Shrinkage of the gelatin during drying causes distortion of the paper substrate. A bigger substrate size minimizes paper distortion. Using gelatin with a lower Bloom number reduces the distortion further. After the prints had dried thoroughly, they were flattened in a mounting press at 50°. Any temperature higher than that will melt the gelatin of the print and destroy the relief.
Woodburytype was the first, and remains the only photomechanical process that can reproduce truly continuous tone, delicacy in shadow and highlight areas at the same time and a supple surface texture, premium characteristics that were sacrificed due to technology problems at the time. By using modern methods and materials Woodburytype is freed from historic obstacles and will experience a revival. As a three-dimensional print it will open up new opportunities for artistic expression. At the same time, the relief lends itself as a platform for functional materials which will allow the addition of security features to an aesthetically appealing print.
Calixto, S., Ganzherli, N., Gulyaev, S. & Figueroa-Gerstenmaier, S., 2018. Gelatin as a Photosensitive Material. molecules, Volume 23, pp. 2064 – 2088.
Coe, B. & Haworth-Booth, M. (1983) In: A Guide to Early Photographic Processes. London: Victoria & Albert Museum, p. 29.
Crawford, W. (1979) In: The Keepers of Light. New York: Morgan & Morgan, p. 235 – 293.
Gelatin Manufacturers Institute of America, 2019. Gelatin Handbook. s.l.: Gelatin Manufacturers Institute of America.
Gelatin Manufacturers Institute of America, 2019. Standard testing methods for edible gelatin. s.l.: Gelatin Manufacturers Institute of America.
Ives, F. E. (1884) Photographic Block Methods. Photographic News, Issue 4, January, p. 13.

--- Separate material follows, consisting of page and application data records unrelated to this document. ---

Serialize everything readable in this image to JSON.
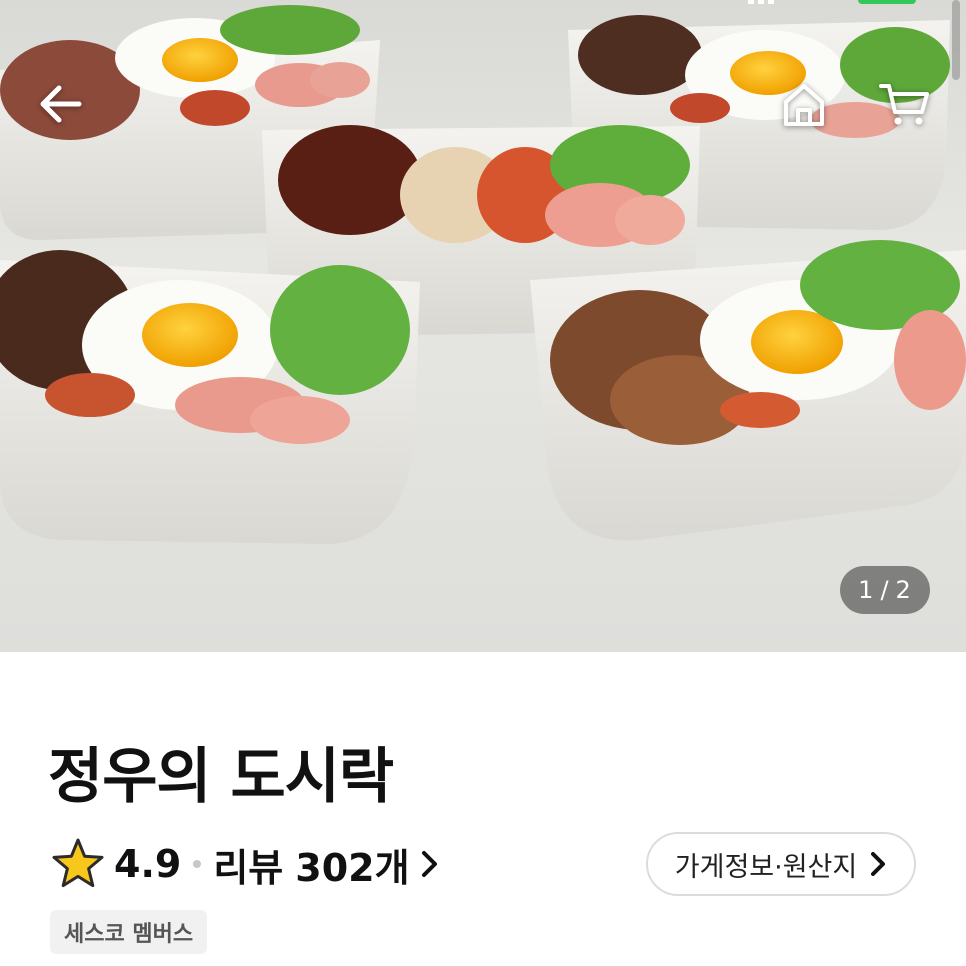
{
  "status_bar": {
    "time": "",
    "battery_color": "#34c759"
  },
  "header": {
    "back_icon": "arrow-left-icon",
    "home_icon": "home-icon",
    "cart_icon": "cart-icon"
  },
  "gallery": {
    "current": "1",
    "total": "2",
    "separator": "/"
  },
  "store": {
    "name": "정우의 도시락",
    "rating": "4.9",
    "review_label": "리뷰",
    "review_count": "302개",
    "info_button": "가게정보·원산지",
    "badge": "세스코 멤버스"
  },
  "colors": {
    "star_fill": "#f7c71b",
    "star_stroke": "#2b2b2b",
    "text": "#111111",
    "badge_bg": "#f1f1f1"
  }
}
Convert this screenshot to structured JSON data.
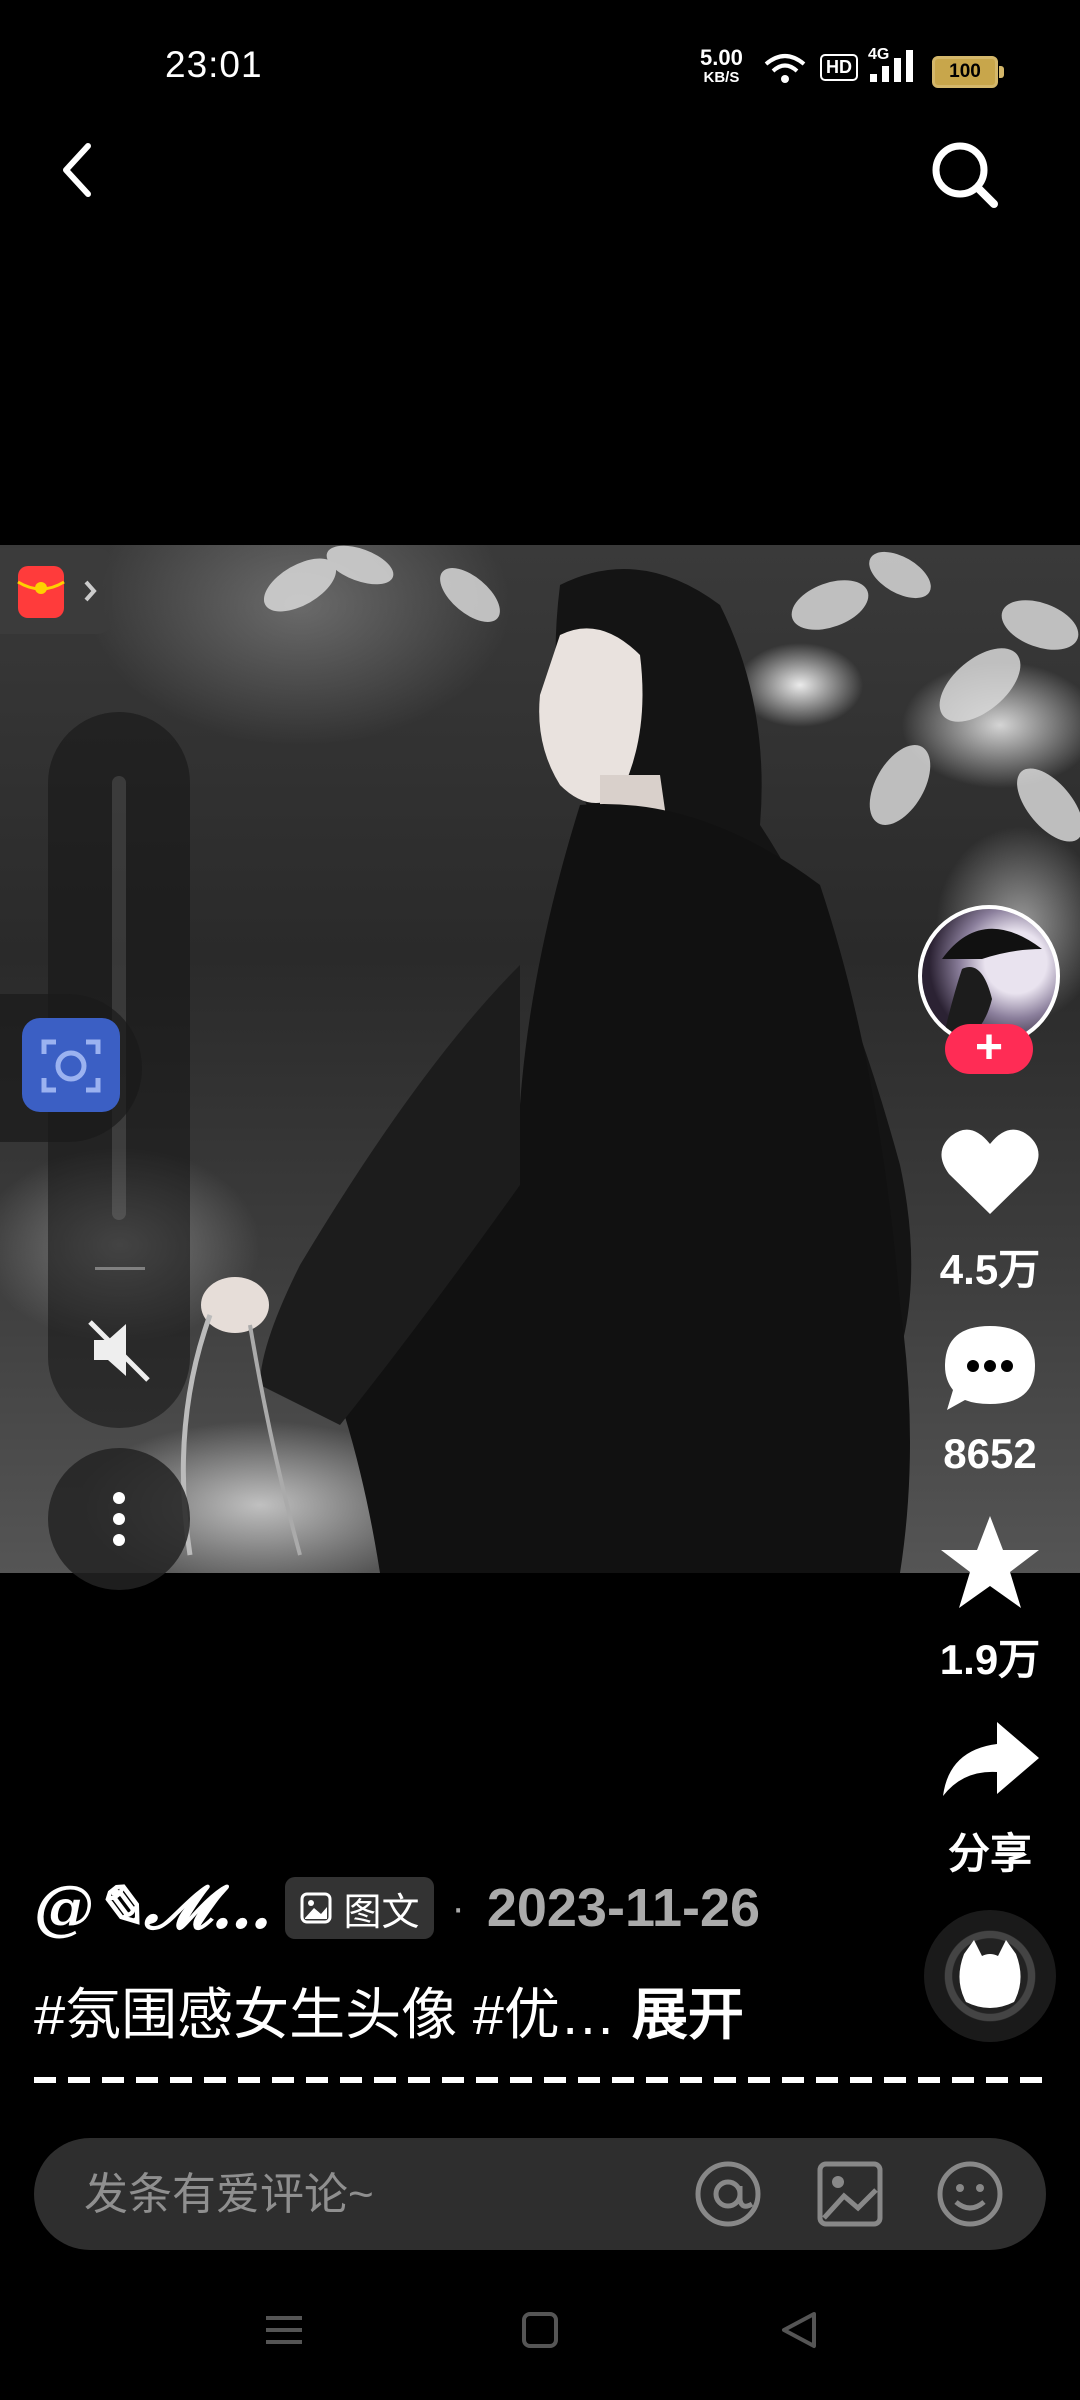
{
  "status_bar": {
    "time": "23:01",
    "net_speed_value": "5.00",
    "net_speed_unit": "KB/S",
    "hd_label": "HD",
    "network_label": "4G",
    "battery_level": "100"
  },
  "media": {
    "content_kind": "photo",
    "icons": [
      "red-packet-icon",
      "screenshot-icon",
      "mute-icon",
      "more-icon"
    ]
  },
  "actions": {
    "like_count": "4.5万",
    "comment_count": "8652",
    "favorite_count": "1.9万",
    "share_label": "分享",
    "follow_label": "+"
  },
  "post": {
    "author": "@✎𝓜…",
    "content_type": "图文",
    "separator": "·",
    "date": "2023-11-26",
    "caption": "#氛围感女生头像 #优…",
    "expand_label": "展开"
  },
  "comment_bar": {
    "placeholder": "发条有爱评论~",
    "icons": [
      "at-icon",
      "image-icon",
      "emoji-icon"
    ]
  },
  "system_nav": [
    "menu",
    "home",
    "back"
  ],
  "colors": {
    "accent": "#ff2c55",
    "screenshot_button": "#3b5fc4",
    "background": "#000000"
  }
}
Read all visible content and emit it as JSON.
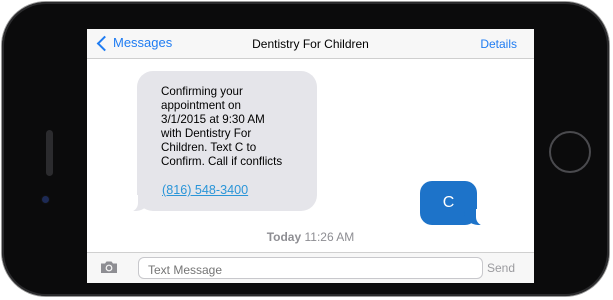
{
  "navbar": {
    "back_label": "Messages",
    "title": "Dentistry For Children",
    "details_label": "Details"
  },
  "incoming_message": {
    "lines": [
      "Confirming your",
      "appointment on",
      "3/1/2015 at 9:30 AM",
      "with Dentistry For",
      "Children. Text C to",
      "Confirm. Call if conflicts"
    ],
    "phone_link": "(816) 548-3400"
  },
  "outgoing_message": {
    "text": "C"
  },
  "timestamp": {
    "day": "Today",
    "time": "11:26 AM"
  },
  "input_bar": {
    "placeholder": "Text Message",
    "send_label": "Send"
  },
  "colors": {
    "accent": "#1f7cf2",
    "outgoing_bubble": "#1d73c9",
    "incoming_bubble": "#e5e5ea",
    "link": "#2a95d8"
  }
}
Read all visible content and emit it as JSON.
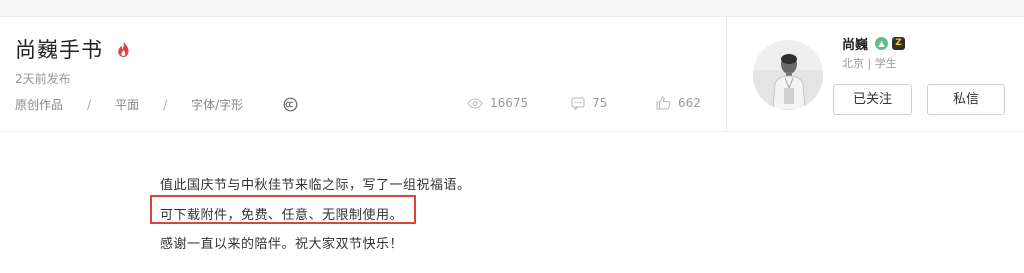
{
  "header": {
    "title": "尚巍手书",
    "published": "2天前发布",
    "meta": {
      "category1": "原创作品",
      "separator": "/",
      "category2": "平面",
      "category3": "字体/字形"
    },
    "stats": {
      "views": "16675",
      "comments": "75",
      "likes": "662"
    }
  },
  "author": {
    "name": "尚巍",
    "badge1": "▲",
    "badge2": "Z",
    "info": "北京 | 学生",
    "follow_label": "已关注",
    "message_label": "私信"
  },
  "content": {
    "line1": "值此国庆节与中秋佳节来临之际，写了一组祝福语。",
    "line2": "可下载附件，免费、任意、无限制使用。",
    "line3": "感谢一直以来的陪伴。祝大家双节快乐！"
  },
  "colors": {
    "accent_red": "#d9443c",
    "fire_red": "#e0463c",
    "badge_green": "#5fbf8f"
  },
  "icons": [
    "fire-icon",
    "creative-commons-icon",
    "eye-icon",
    "comment-icon",
    "thumbs-up-icon"
  ]
}
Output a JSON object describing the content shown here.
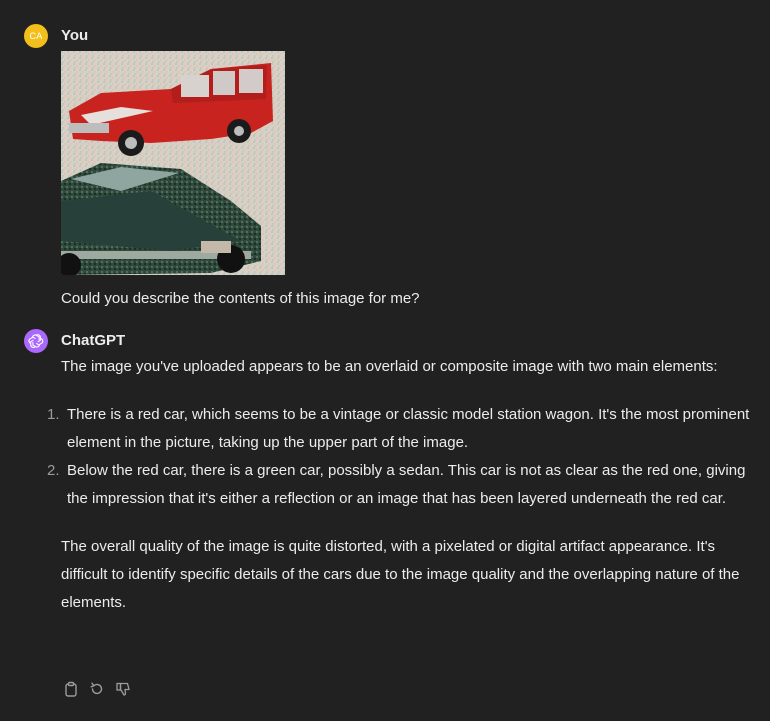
{
  "user_message": {
    "avatar_initials": "CA",
    "author": "You",
    "image_alt": "red car and green car composite",
    "text": "Could you describe the contents of this image for me?"
  },
  "assistant_message": {
    "author": "ChatGPT",
    "intro": "The image you've uploaded appears to be an overlaid or composite image with two main elements:",
    "list": [
      {
        "num": "1.",
        "text": "There is a red car, which seems to be a vintage or classic model station wagon. It's the most prominent element in the picture, taking up the upper part of the image."
      },
      {
        "num": "2.",
        "text": "Below the red car, there is a green car, possibly a sedan. This car is not as clear as the red one, giving the impression that it's either a reflection or an image that has been layered underneath the red car."
      }
    ],
    "outro": "The overall quality of the image is quite distorted, with a pixelated or digital artifact appearance. It's difficult to identify specific details of the cars due to the image quality and the overlapping nature of the elements."
  },
  "actions": [
    {
      "icon": "clipboard-icon",
      "name": "copy"
    },
    {
      "icon": "regenerate-icon",
      "name": "regenerate"
    },
    {
      "icon": "thumbs-down-icon",
      "name": "thumbs-down"
    }
  ],
  "colors": {
    "background": "#212121",
    "text": "#ececec",
    "user_avatar": "#f2bf1b",
    "gpt_avatar": "#ab68ff",
    "muted": "#9b9b9b"
  }
}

Leech, D. J., Guy, W. & Klein, S. (2019) The optical Properties of the Woodburytype – An Alternative Printing Technique based in a Gelatin/Pigment Matrix. San Francisco, Society for Imaging Science and Technology.
Pritchard, H. B. (1882) In: The Photographic Studios of Europe. London: Piper & Carter, pp. 96 – 101.
Stulik, D. C. & Kaplan, A. (2013) Woodburytype in The Atlas of Analutical Signatures of Photographic Processes. Los Angeles: The Getty Conservation Institute.
Talbot, W. H. (1844) The Pencil of Nature. London: Longman, Brown, Green and Longmans.
Whitfield, L. A. (1880) Men of Mark: Contemporary portraits of distinguished men, Volume 4. s.l.: Sampson Low, Marston, Searle and Rivington.
Woodbury, W. B. (1864) Producing Surfaces in Relief. England/London, Patent No. 2338.
The research into Woodburytype has been made possible by the EPSRC grant EP/R011761/1.
Dr Susanne Klein FInstP, Associate Professor and EPSRC Manufacturing Fellow, Centre for Fine Print Research, University of the West of England Bower Ashton Studios, Kennel Lodge Road Bristol, BS3 2JT